When the charcoal has been calcined at a sufficiently high temperature and then thoroughly washed, there is no question about its permanence as a pigment in all media. However, if it has been imperfectly carbonized, it may become grey after prolonged exposure to light. This change is due to the oxidation of the volatile constituents, brown substances that are intermediate in composition between the original vegetable matter and carbon.
A peculiar property, possessed in varying degrees by charcoal of every kind, must not be ignored when mixing carbon black with other pigments. Charcoal adsorbs organic coloring matter from its surrounding medium. Adding a small amount of charcoal black to a pale tint of rose madder in water rapidly decolorizes, the pigment being adsorbed, although not destroyed. Animal charcoal (bone black) is more active in this quality, and lamp black is less powerful.

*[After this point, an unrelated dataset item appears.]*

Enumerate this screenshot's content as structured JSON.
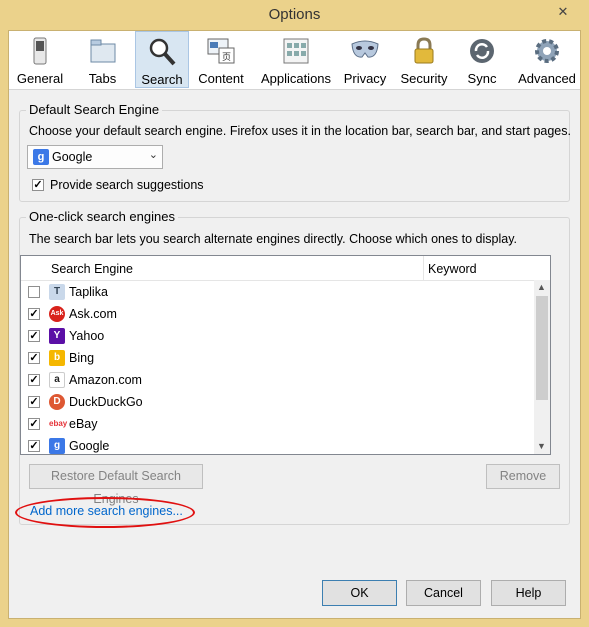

German Vine Black is derived from earth deposits of black iron oxide and manganese oxide. These earth pigments are permanent and compatible with all pigments and can be used in all mediums.
Oil Absorption and Grinding
Vine black absorbs a moderate amount of linseed oil; 30 grams of oil are needed to form a paste with 100 grams of pigment. It grinds effortlessly in both drying oils and water.
Carbon blacks have been known to be poor driers in oil paint for centuries, but the cause was believed to be the presence of oily impurities. It was later found that carbon black pigments inhibit the oxidation of drying oils due mainly to the adsorption of the pigment of intermediate oxidation products, which are the true catalyst in the drying of the oil (Rhodes, 1926). When added to drying oil containing a drier, carbon pigments adsorb some of the drier and, for this reason, also tend to retard drying.
German Vine Black is a black iron oxide and manganese oxide pigment that has a moderate oil absorption value.
German Vine black, as is most iron oxide earth black pigments, is not considered toxic, but care should be used in handling the dry powder pigment so as not to inhale the dust.
|Colour Index:||Pigment Black 7 (77266)|
|Chemical Name:||Iron oxide and manganese oxide|
|Chemical Name:||FeO2 MnO2|
|ASTM Lightfastness Rating|
|Bulk Density:||0.56 g/c2|
|Processing Time||Usually ships the next business day.|
|Pigment Type||Inorganic, Earth, Natural|